Maybe it’s the familiarity factor, but “Donnie Baseball” has more of a ring to it than “Donnie Karate.”

That said, the Miami Marlins may have to consider altering manager Don Mattingly’s nickname after his latest inspirational performance.

The 55-year-old skipper was an active participant in the clubhouse presentation by Radical Reality, a motivational speaking group from Northern California who favors some extreme methods. They all crushed it — and by it, we mean the cinder block smashed with a sledgehammer over Mattingly’s chest.

Didn’t someone say there’s no cinder block-breaking in baseball?

As a non-expert on martial arts breaks and motivational tactics, it’s tough to criticize the approach. This seems unnecessarily risky, but Mattingly made it through the ordeal unscathed, so perhaps the peril isn’t as great as it appears.

Or maybe the motivational team is able to give superhuman-type strength to its audience. They did help Marlins first baseman Justin Bour snap a baseball bat in half with his bare hands, after all.

The Marlins need all the help they can get. They haven’t been to the playoffs since 2003 and snapping that drought might require leapfrogging both the Washington Nationals and New York Mets.

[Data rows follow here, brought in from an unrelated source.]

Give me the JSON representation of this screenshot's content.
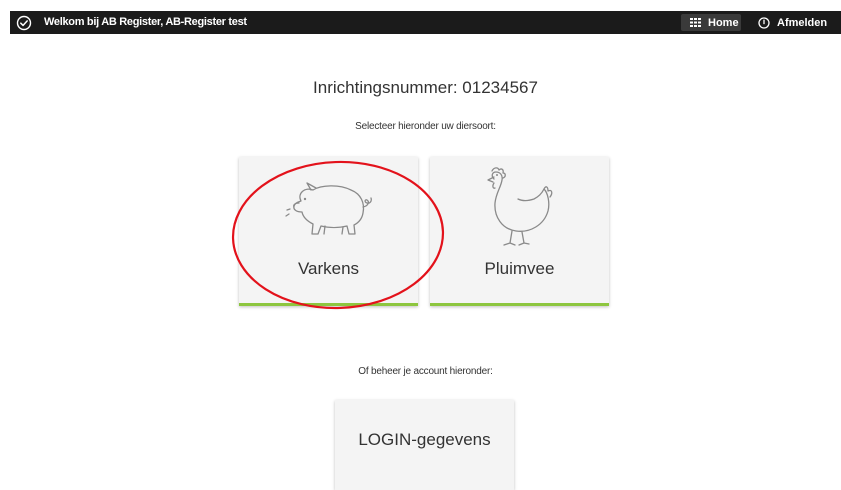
{
  "header": {
    "welcome_text": "Welkom bij AB Register, AB-Register test",
    "home_label": "Home",
    "logout_label": "Afmelden",
    "icons": {
      "brand": "check-circle-icon",
      "home": "grid-icon",
      "logout": "power-icon"
    }
  },
  "main": {
    "title": "Inrichtingsnummer: 01234567",
    "select_prompt": "Selecteer hieronder uw diersoort:",
    "species": [
      {
        "label": "Varkens",
        "icon": "pig-icon"
      },
      {
        "label": "Pluimvee",
        "icon": "chicken-icon"
      }
    ],
    "account_prompt": "Of beheer je account hieronder:",
    "account_tile_label": "LOGIN-gegevens"
  },
  "colors": {
    "topbar": "#1b1b1b",
    "tile_background": "#f4f4f4",
    "tile_accent": "#8dc63f",
    "highlight": "#e3121b"
  }
}
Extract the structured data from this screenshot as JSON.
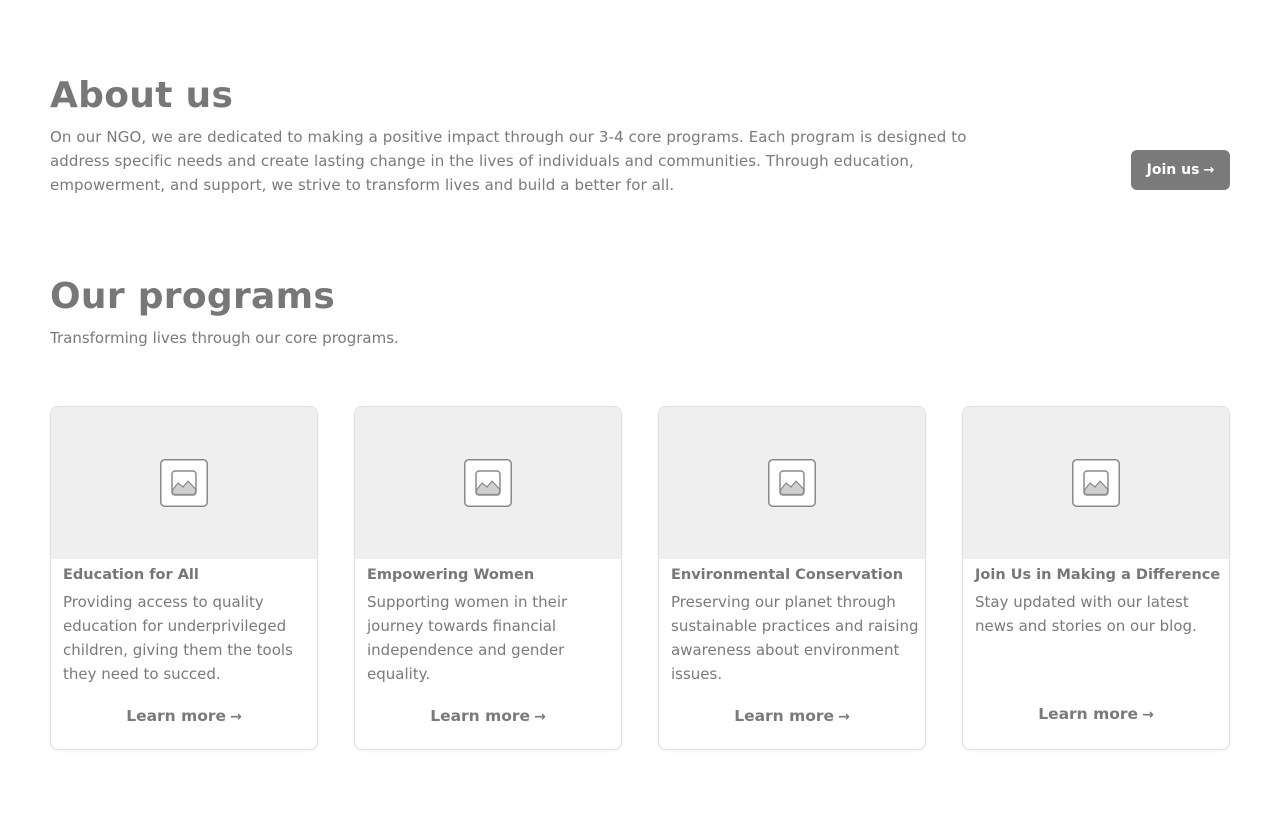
{
  "about": {
    "title": "About us",
    "description": "On our NGO, we are dedicated to making a positive impact through our 3-4 core programs. Each program is designed to address specific needs and create lasting change in the lives of individuals and communities. Through education, empowerment, and support, we strive to transform lives and build a better for all.",
    "join_label": "Join us",
    "join_icon": "arrow-right-icon"
  },
  "programs": {
    "title": "Our programs",
    "subtitle": "Transforming lives through our core programs.",
    "cards": [
      {
        "title": "Education for All",
        "description": "Providing access to quality education for underprivileged children, giving them the tools they need to succed.",
        "link_label": "Learn more",
        "image_icon": "image-placeholder-icon"
      },
      {
        "title": "Empowering Women",
        "description": "Supporting women in their journey towards financial independence and gender equality.",
        "link_label": "Learn more",
        "image_icon": "image-placeholder-icon"
      },
      {
        "title": "Environmental Conservation",
        "description": "Preserving our planet through sustainable practices and raising awareness about environment issues.",
        "link_label": "Learn more",
        "image_icon": "image-placeholder-icon"
      },
      {
        "title": "Join Us in Making a Difference",
        "description": "Stay updated with our latest news and stories on our blog.",
        "link_label": "Learn more",
        "image_icon": "image-placeholder-icon"
      }
    ]
  },
  "colors": {
    "text": "#777777",
    "button_bg": "#7a7a7a",
    "thumb_bg": "#efefef",
    "border": "#e2e2e2"
  }
}
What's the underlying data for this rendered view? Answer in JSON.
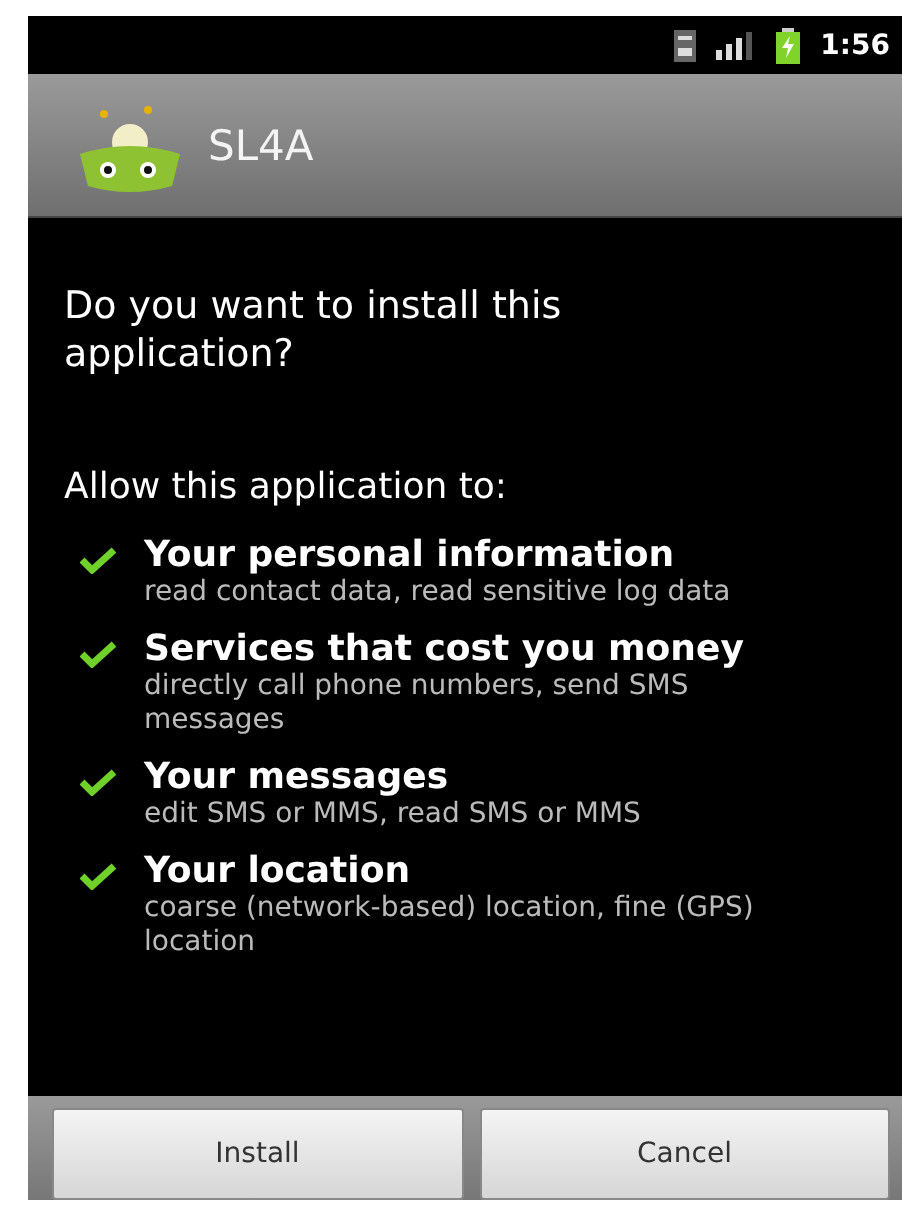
{
  "status_bar": {
    "time": "1:56"
  },
  "app": {
    "name": "SL4A"
  },
  "question": "Do you want to install this application?",
  "allow_heading": "Allow this application to:",
  "permissions": [
    {
      "title": "Your personal information",
      "detail": "read contact data, read sensitive log data"
    },
    {
      "title": "Services that cost you money",
      "detail": "directly call phone numbers, send SMS messages"
    },
    {
      "title": "Your messages",
      "detail": "edit SMS or MMS, read SMS or MMS"
    },
    {
      "title": "Your location",
      "detail": "coarse (network-based) location, fine (GPS) location"
    }
  ],
  "buttons": [
    "Install",
    "Cancel"
  ]
}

Miami’s early returns on the motivational investment were promising. The Marlins went on to beat the Mets 6-2 later that day.